TASK INPUT ::
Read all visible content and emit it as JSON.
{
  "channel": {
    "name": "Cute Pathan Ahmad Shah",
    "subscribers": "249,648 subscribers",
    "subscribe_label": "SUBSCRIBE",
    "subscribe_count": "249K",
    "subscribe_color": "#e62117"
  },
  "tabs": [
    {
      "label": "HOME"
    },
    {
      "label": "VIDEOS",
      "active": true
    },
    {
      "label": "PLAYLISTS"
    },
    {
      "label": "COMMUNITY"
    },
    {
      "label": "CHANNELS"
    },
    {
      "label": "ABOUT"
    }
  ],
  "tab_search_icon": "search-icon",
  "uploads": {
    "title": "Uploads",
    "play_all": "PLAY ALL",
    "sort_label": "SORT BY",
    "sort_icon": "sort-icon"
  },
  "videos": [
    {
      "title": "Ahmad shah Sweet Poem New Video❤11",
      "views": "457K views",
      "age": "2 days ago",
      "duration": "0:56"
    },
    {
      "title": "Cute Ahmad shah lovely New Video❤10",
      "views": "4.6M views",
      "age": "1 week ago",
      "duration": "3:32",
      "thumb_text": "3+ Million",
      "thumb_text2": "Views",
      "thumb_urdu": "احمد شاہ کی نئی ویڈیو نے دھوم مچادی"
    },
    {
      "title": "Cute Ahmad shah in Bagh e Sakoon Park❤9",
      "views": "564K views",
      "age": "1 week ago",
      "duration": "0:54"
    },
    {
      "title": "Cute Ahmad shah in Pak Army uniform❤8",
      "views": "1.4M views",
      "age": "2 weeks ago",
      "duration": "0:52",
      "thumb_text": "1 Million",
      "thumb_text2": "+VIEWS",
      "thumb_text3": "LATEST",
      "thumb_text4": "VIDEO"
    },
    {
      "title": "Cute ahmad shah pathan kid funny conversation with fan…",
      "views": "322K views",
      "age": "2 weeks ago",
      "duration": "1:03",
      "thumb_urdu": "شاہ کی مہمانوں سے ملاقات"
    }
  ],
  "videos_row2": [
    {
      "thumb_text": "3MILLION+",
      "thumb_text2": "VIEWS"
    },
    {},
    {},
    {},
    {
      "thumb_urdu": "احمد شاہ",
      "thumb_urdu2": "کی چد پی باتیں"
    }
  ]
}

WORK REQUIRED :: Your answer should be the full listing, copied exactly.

TASK RESPONSE ::
Read all visible content and emit it as JSON.
{
  "channel": {
    "name": "Cute Pathan Ahmad Shah",
    "subscribers": "249,648 subscribers",
    "subscribe_label": "SUBSCRIBE",
    "subscribe_count": "249K",
    "subscribe_color": "#e62117"
  },
  "tabs": [
    {
      "label": "HOME"
    },
    {
      "label": "VIDEOS",
      "active": true
    },
    {
      "label": "PLAYLISTS"
    },
    {
      "label": "COMMUNITY"
    },
    {
      "label": "CHANNELS"
    },
    {
      "label": "ABOUT"
    }
  ],
  "tab_search_icon": "search-icon",
  "uploads": {
    "title": "Uploads",
    "play_all": "PLAY ALL",
    "sort_label": "SORT BY",
    "sort_icon": "sort-icon"
  },
  "videos": [
    {
      "title": "Ahmad shah Sweet Poem New Video❤11",
      "views": "457K views",
      "age": "2 days ago",
      "duration": "0:56"
    },
    {
      "title": "Cute Ahmad shah lovely New Video❤10",
      "views": "4.6M views",
      "age": "1 week ago",
      "duration": "3:32",
      "thumb_text": "3+ Million",
      "thumb_text2": "Views",
      "thumb_urdu": "احمد شاہ کی نئی ویڈیو نے دھوم مچادی"
    },
    {
      "title": "Cute Ahmad shah in Bagh e Sakoon Park❤9",
      "views": "564K views",
      "age": "1 week ago",
      "duration": "0:54"
    },
    {
      "title": "Cute Ahmad shah in Pak Army uniform❤8",
      "views": "1.4M views",
      "age": "2 weeks ago",
      "duration": "0:52",
      "thumb_text": "1 Million",
      "thumb_text2": "+VIEWS",
      "thumb_text3": "LATEST",
      "thumb_text4": "VIDEO"
    },
    {
      "title": "Cute ahmad shah pathan kid funny conversation with fan…",
      "views": "322K views",
      "age": "2 weeks ago",
      "duration": "1:03",
      "thumb_urdu": "شاہ کی مہمانوں سے ملاقات"
    }
  ],
  "videos_row2": [
    {
      "thumb_text": "3MILLION+",
      "thumb_text2": "VIEWS"
    },
    {},
    {},
    {},
    {
      "thumb_urdu": "احمد شاہ",
      "thumb_urdu2": "کی چد پی باتیں"
    }
  ]
}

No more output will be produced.